TH: We are stunned by this collection. It is original and fresh, unlike anything we have read before. Unflinching and bold, evocative and seductive. Did you meditate on a certain emotion as you wrote this?

EW: No—I have always been an innately passionate woman—severely sensual and possessed by affairs of the heart. I carry ceaseless romance like an illness. I lie down and bleed for it—attach myself to it like a leech to flesh. This is my cross to bear. My inability to suppress my longing for lust, darkness and a devastating love that swallows me whole is why I began writing. Flowers of the Flesh was spawned by love, tragedy and a sultry fire that rages inside of me; the lush flame that crafted me into the woman that I am.

TH: How does witchcraft factor into your novel?

EW: Witchcraft carried Flowers of the Flesh through blood and hellflame allowing it its first petaled inhale. The romantic poetry in this collection was birthed within the oldest and most consecrated of dwellings and was summoned through the art of dark ritual. Blood, romance and consummation are passions that have bonded the witches within my lineage to the dark divine for centuries. While this body of work is a testament of the love and fire that lies inside of my heart, it is also an offering to my creator.

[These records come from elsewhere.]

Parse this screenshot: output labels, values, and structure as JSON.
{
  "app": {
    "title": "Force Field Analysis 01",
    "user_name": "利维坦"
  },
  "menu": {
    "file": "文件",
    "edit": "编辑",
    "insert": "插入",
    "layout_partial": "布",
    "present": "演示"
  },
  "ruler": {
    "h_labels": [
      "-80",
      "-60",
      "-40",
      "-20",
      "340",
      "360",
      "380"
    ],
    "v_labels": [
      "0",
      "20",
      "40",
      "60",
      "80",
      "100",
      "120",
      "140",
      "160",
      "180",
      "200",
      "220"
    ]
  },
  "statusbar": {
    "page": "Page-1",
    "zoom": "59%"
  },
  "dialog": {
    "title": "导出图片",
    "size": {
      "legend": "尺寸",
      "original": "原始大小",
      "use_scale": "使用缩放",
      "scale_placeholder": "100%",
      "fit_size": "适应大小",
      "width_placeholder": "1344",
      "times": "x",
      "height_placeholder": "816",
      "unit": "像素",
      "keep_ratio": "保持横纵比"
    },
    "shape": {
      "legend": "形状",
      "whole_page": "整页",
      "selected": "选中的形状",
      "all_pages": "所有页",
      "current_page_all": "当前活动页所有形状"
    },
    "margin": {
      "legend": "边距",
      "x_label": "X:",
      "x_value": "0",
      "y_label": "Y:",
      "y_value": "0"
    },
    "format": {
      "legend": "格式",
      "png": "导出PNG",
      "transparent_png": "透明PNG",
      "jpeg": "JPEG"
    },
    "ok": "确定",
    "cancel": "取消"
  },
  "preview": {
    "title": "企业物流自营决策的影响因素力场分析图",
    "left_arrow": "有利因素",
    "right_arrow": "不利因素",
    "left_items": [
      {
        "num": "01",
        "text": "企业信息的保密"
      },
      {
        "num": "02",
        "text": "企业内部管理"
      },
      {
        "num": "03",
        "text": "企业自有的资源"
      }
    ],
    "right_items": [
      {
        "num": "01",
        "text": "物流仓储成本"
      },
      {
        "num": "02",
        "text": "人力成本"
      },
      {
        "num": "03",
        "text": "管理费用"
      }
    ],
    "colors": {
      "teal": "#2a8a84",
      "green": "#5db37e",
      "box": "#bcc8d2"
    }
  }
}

TH: What made you decide on the style for this book? You do not include titles on the poems, so they all flow together as a single story, a bloodline if you will. Was this your intention? How do you envision the poems working off each other?

EW: The poems in Flowers of the Flesh have all been summoned from the delicate depths of my heart—they are love letters; exorcised demons. These creatures have all been born with each other and were nurtured within one womb—I did not want to separate them in any way. It is uncommon for me to title a piece because I want it to respire on its own, and with this collection, it was very important that I did not craft a cage around my words. These poems are a bloodletting carrying an intimate attachment to each other—infuriating, pacifying and romancing one another. They were born to set fire to every heart they bleed into.

TH: What do you want your audience to take away from Flowers of the Flesh?

EW: If the reader were to take anything away from this passionate collection, I would hope that they would come to feel that a love born of heaven, hell and flame is sacred and worth burning for.


About the Author

Effy Winter is a poet and witch from Philadelphia, PA. She is the author of Flowers of the Flesh (Rhythm & Bones Press, 2019) and Bloodmilk (Dancing Girl Press, 2019). Her romantic poetry appears in Angelical RavingsRose Quartz Journal and Rust & Moth, among other literary publications. Effy currently works as a writer for Witch Way Magazine where you will find her articles about traditional and hereditary witchcraft. Find out more about her at

Order an annotated and signed copy of Effy Winter’s Flowers of the Flesh, here.

Tianna Hansen is a writer, editor and the founder of Rhythm & Bones Press, an independent publishing company which specializes in showcasing art bred from trauma. Her work has previously appeared in Ellipsis Zine, Burning House Press, Blanket Sea Magazine and Nabu Review, among others. She currently works as the assistant editor for Times Publishing Newspapers Inc. in Bucks County, PA. Find out more about her at